Despite opposition from the Chickasaws, Congress incorporated the Atoka Agreement into the Curtis Act, which passed on June 28, 1898. This act authorized the federal government to allot Chickasaw lands even though the tribe owned those lands. In addition, it took away Chickasaw jurisdiction over Indian courts, gave the government control of the tribe’s schools and established a framework for the termination of the federal government’s recognition of Chickasaw’s rights to self-government. Despite setting that framework, Congress never terminated its recognition of the sovereign Chickasaw Nation, and instead continued such recognition as section 28 of the 1906 Act.

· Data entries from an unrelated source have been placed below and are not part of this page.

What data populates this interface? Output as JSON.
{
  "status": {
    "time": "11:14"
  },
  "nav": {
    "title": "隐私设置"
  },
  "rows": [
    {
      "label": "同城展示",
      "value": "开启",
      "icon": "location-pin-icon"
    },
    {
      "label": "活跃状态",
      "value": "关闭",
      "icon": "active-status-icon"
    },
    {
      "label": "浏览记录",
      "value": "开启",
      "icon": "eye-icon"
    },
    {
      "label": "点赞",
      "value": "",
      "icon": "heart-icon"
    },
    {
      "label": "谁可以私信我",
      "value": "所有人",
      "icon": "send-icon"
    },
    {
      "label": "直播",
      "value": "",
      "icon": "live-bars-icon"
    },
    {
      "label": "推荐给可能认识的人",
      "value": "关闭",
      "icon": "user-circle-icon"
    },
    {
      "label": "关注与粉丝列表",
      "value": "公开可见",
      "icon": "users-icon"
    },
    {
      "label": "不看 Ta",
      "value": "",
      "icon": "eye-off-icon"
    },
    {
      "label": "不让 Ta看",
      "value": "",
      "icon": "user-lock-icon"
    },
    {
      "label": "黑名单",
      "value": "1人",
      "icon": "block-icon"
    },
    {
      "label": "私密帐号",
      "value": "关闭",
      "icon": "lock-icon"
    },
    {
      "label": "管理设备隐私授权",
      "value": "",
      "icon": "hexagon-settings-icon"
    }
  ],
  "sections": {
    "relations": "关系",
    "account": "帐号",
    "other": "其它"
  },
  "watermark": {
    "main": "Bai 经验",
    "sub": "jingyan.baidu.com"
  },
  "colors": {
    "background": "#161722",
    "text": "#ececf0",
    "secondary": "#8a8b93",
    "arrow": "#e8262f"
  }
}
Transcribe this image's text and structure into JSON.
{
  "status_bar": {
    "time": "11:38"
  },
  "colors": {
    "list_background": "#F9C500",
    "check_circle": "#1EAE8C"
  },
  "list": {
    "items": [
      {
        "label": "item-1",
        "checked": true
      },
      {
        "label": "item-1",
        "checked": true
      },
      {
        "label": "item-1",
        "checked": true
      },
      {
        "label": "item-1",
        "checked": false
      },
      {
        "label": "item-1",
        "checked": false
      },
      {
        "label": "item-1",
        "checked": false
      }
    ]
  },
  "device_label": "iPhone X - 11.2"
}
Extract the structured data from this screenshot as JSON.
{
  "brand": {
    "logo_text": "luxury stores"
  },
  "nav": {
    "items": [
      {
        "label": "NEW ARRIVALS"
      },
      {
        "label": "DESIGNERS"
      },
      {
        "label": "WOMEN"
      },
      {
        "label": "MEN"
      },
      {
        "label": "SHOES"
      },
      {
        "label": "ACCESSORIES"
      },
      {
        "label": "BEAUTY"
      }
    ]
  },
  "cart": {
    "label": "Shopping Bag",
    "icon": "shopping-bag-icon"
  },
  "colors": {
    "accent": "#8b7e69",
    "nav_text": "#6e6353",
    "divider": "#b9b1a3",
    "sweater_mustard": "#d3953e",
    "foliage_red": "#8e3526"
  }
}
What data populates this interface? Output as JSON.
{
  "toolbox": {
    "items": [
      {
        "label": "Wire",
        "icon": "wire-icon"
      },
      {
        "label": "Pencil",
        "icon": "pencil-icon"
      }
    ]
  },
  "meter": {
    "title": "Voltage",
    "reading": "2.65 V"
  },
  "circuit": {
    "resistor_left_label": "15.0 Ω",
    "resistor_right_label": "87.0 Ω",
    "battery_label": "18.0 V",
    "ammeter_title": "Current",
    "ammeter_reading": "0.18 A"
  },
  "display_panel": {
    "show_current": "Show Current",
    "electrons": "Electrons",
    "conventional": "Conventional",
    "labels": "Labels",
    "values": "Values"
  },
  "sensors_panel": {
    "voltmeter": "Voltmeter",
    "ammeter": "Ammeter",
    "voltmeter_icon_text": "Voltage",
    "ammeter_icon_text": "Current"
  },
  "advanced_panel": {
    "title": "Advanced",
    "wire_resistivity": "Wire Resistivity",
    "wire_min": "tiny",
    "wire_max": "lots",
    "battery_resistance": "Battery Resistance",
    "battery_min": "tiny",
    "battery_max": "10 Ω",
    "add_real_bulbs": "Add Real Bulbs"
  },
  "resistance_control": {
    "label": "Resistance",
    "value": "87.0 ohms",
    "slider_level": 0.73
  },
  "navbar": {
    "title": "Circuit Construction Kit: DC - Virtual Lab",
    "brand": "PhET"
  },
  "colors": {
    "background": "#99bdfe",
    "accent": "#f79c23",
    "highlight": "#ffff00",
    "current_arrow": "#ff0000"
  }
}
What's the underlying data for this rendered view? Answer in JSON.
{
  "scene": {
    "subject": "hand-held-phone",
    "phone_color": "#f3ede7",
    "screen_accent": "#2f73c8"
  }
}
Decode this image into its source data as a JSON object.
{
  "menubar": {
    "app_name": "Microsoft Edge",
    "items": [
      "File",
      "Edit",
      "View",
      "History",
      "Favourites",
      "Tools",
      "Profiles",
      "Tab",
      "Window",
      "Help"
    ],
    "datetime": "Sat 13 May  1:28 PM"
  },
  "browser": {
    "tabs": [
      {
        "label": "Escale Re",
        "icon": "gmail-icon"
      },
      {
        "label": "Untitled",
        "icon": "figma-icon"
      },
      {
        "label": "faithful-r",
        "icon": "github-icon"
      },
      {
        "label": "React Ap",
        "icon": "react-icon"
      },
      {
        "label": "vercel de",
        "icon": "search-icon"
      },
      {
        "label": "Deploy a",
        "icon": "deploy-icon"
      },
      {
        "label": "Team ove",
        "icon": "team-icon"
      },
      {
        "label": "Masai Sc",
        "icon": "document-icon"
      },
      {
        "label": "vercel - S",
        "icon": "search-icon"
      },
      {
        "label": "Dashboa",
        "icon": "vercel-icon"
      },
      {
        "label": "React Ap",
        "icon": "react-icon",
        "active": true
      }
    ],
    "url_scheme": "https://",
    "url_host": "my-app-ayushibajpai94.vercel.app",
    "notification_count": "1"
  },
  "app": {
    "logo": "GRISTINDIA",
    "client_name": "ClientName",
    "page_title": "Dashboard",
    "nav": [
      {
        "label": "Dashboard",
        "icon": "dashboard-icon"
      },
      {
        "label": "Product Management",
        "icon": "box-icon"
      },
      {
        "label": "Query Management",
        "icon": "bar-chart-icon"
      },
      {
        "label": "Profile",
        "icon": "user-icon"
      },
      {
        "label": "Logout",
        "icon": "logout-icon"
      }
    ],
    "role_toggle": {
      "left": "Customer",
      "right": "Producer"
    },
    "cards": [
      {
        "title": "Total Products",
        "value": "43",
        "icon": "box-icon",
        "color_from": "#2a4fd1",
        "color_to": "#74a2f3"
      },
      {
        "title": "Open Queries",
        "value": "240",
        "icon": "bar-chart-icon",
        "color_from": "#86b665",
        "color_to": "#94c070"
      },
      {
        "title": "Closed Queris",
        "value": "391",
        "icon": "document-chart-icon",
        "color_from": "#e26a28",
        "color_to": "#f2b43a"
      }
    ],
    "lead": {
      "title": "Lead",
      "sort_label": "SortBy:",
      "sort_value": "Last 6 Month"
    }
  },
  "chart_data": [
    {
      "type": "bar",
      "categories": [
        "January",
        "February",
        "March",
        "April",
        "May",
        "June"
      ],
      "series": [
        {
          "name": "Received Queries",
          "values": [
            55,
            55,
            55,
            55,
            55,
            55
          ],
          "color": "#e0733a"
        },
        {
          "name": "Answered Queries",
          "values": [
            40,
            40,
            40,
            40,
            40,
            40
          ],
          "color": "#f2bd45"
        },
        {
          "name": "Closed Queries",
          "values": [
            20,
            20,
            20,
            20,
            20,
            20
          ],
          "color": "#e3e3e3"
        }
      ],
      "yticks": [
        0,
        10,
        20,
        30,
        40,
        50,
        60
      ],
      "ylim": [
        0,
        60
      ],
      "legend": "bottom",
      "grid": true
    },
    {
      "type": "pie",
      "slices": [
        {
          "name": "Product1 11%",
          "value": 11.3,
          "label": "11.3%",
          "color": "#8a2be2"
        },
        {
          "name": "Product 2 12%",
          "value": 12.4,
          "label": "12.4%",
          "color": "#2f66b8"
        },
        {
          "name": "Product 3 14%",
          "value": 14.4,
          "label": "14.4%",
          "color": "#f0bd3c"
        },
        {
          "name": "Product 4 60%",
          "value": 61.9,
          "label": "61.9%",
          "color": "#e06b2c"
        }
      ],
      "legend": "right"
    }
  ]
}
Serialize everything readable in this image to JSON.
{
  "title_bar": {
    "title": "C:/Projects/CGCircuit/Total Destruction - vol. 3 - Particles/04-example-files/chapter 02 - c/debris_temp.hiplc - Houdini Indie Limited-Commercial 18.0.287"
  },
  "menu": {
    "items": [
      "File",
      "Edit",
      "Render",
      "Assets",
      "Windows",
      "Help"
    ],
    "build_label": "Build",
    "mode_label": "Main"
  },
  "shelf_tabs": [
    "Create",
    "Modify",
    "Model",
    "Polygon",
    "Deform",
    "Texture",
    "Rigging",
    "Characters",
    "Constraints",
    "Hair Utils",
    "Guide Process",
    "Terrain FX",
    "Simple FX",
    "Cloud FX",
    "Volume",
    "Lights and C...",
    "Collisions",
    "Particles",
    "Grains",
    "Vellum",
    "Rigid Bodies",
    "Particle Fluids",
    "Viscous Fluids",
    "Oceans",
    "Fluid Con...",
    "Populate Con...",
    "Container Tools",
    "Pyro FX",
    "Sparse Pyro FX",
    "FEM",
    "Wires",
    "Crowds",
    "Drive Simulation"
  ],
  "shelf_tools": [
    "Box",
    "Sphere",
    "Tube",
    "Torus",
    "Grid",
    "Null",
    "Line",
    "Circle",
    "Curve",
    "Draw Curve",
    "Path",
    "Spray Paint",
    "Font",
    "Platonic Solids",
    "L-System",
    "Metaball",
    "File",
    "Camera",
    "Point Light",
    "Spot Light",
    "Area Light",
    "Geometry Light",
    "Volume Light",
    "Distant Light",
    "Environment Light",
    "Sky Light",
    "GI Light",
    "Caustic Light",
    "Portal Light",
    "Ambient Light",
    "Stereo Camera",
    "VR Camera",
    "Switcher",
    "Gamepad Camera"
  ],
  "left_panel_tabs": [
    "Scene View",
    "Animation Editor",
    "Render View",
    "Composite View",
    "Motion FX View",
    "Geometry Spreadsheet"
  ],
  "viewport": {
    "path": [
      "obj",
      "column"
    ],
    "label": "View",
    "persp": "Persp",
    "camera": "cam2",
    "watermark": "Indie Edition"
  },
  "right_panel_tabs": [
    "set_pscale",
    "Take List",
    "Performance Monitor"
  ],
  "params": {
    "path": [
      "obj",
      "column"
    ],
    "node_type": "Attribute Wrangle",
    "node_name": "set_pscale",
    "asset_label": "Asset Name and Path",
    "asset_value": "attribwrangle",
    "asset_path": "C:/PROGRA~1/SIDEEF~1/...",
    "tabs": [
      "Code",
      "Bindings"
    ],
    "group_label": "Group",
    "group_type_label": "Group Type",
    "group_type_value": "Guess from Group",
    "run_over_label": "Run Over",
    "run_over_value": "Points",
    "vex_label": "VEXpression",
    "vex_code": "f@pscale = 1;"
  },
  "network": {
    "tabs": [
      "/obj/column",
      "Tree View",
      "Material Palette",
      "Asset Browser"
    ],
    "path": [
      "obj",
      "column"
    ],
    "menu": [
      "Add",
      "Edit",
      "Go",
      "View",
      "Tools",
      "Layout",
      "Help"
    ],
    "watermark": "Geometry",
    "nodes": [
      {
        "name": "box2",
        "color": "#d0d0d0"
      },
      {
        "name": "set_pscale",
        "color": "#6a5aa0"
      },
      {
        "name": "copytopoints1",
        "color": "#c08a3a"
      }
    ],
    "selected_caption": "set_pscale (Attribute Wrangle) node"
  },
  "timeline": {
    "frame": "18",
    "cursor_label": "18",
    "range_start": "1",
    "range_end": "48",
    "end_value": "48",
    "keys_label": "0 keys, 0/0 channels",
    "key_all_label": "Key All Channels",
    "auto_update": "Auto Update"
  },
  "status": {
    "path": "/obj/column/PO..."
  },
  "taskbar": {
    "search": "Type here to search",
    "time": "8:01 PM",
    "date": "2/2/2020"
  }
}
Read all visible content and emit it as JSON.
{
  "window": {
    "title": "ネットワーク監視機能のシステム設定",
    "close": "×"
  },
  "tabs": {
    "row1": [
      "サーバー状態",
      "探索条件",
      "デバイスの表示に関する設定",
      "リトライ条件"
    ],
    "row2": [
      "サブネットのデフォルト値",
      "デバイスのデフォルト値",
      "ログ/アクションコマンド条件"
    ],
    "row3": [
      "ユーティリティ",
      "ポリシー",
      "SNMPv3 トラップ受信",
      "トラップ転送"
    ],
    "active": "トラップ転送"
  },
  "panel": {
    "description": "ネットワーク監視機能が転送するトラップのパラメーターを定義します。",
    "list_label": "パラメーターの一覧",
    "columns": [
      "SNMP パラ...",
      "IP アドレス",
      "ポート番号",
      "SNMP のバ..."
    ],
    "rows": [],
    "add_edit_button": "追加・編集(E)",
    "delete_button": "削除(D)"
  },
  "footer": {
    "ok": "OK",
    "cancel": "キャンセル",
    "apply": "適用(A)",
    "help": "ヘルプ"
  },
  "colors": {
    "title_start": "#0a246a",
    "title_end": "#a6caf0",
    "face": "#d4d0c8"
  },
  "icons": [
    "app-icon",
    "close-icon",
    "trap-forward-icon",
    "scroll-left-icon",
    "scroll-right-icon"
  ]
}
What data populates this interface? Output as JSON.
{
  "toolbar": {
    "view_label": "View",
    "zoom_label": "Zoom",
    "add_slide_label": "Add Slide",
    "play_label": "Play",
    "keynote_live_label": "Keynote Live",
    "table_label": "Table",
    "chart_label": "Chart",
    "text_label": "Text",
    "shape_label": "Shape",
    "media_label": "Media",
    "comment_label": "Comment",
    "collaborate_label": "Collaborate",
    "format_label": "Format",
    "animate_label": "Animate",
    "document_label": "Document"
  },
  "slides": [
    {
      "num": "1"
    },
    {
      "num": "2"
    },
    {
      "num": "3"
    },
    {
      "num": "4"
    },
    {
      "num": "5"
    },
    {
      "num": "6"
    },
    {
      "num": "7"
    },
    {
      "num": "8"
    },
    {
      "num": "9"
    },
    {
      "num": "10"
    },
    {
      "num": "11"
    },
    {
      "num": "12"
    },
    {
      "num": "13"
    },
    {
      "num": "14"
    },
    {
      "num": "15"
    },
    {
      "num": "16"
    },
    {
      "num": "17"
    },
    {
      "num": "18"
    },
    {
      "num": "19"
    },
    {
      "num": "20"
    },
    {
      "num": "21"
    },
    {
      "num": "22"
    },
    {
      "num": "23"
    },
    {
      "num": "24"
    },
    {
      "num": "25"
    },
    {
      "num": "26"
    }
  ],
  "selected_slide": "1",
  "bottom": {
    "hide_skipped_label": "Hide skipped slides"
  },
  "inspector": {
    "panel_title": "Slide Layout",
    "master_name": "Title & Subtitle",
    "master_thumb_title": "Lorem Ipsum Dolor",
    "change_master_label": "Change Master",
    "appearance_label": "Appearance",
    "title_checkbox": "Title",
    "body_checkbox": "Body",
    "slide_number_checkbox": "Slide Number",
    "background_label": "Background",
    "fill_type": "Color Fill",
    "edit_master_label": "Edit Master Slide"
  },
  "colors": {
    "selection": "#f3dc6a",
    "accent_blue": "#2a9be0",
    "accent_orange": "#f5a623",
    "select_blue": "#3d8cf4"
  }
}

The Curtis Act also granted the Chickasaw freedmen 40-acre allotments. However, in 1902, the U.S. Supreme Court ruled that the freedmen were not entitled to citizenship in the Chickasaw Nation. The federal government reimbursed the Chickasaw tribal funds for land allotted to the freedmen. In 1907, the final Chickasaw Freedmen Role was adjusted to include 4,662 names.